Cloud DR plans help BUMI
While 24 Seven only had a power outage to worry about, the downtown Manhattan office of BUMI (Back Up My Info) had 35 feet of sea water in the building. Fortunately, the backup and DR service provider uses data centers in Toronto and Kelowna in Canada to store and replicate customer data with NetApp storage and Asigra backup software.
"When the disaster hit our office, we invoked the BUMI cloud recovery plan that we built last year," said BUMI CEO Jennifer Walzer. "We can take backups in our Toronto data center and start up a virtual environment to create the exact environment through Citrix clients that our team could work off of. We brought that up quickly so we could work through our servers."

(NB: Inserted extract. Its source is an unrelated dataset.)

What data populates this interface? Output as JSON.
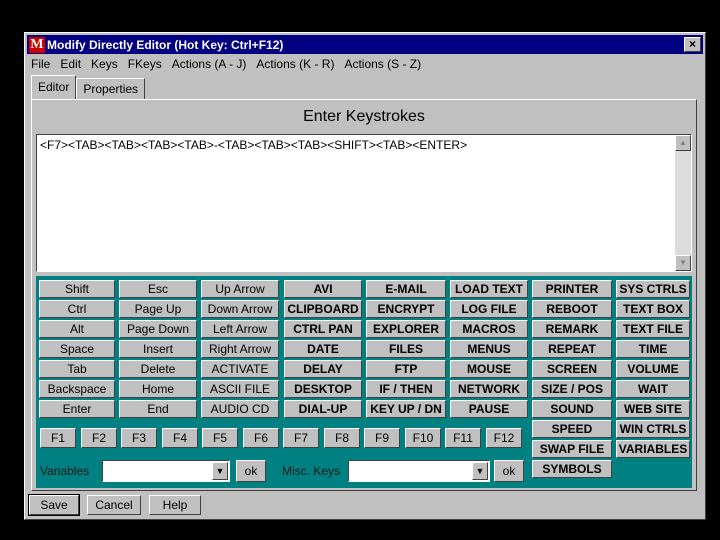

BUMI employees worked from their homes to restore customer data remotely for clients in the New York metropolitan area. Many of the customers had sites outside of New York that they used to recover to. Walzer said some of her staff had no power at home but could access BUMI remote servers through their cell phones, for as long as they lasted.
Walzer said she sent Cisco IP phones to her staffers at home via FedEx that they could charge if they had power. "Those phones can plug-and-play anywhere," she said. "One lesson I learned was that everybody needed to have one of those phones at home."
She said her staff will not be able to return to their office until sometime in December at the earliest. Now, her nine New York employees work from home, and meet every Wednesday night for dinner to "bond."
"It's the new normal for us," she said.
Affigent fails over before the storm
Affigent LLC, a technology consulting firm for government agencies, escaped the brunt of the storm at its Herndon, Va., headquarters, but failed over to its Chicago secondary data center as a precaution on the first day of the storm. Through its managed service provider Integrity Virtual IT, Affigent redesigned its infrastructure with an eye on DR in 2011. Affigent now uses Zerto Virtual Replication to protect data on its SAN at Integrity's Reston, Va.-based data center.
Matthew Friedman, Affigent's business operations director, said he was prepared for the worst because of advance warnings of Sandy. His management team decided over the weekend they would begin failing over Monday afternoon Oct. 29 unless the storm took a turn out to sea. The final decision came Monday morning.
Affigent's offices never lost power, but Friedman said it would have been up and running in any case.
"We executed the flip over from the primary site to the DR site Monday afternoon," he said. "We had an hour downtime as planned. It took 30 or 40 minutes to move from one data center to the other, and the other 20 minutes were for testing if the applications were performing as they were supposed to. After that, we were fully operational in the recovery site."
Affigent ran its IT from the Chicago site until switching back on the night of Oct. 31, with that process also taking about an hour to switch and test all the applications.
Friedman said Affigent took a better-safe-than-sorry approach because it can't afford much downtime. The firm bids on its contracts, often on tight deadlines. "An outage is a big deal for us," he said. "Our business is transaction-based. We have to get our quotes out, and our customers don't waive deadlines for those. If you don't hit your deadline, you lose the deal by default. If there's a large procurement on the street and we need to answer it and we miss the deadline, it could mean the loss of millions of dollars of potential business."
He said enacting the DR plans gave him confidence if other disasters hit. "This was a precautionary move," Friedman said. "If we lose connectivity, we know we [are] able to execute from our recovery site. If we had an unplanned event like somebody hit a utility pole and we lost power, we would still be able to initiate transfers from a remote site."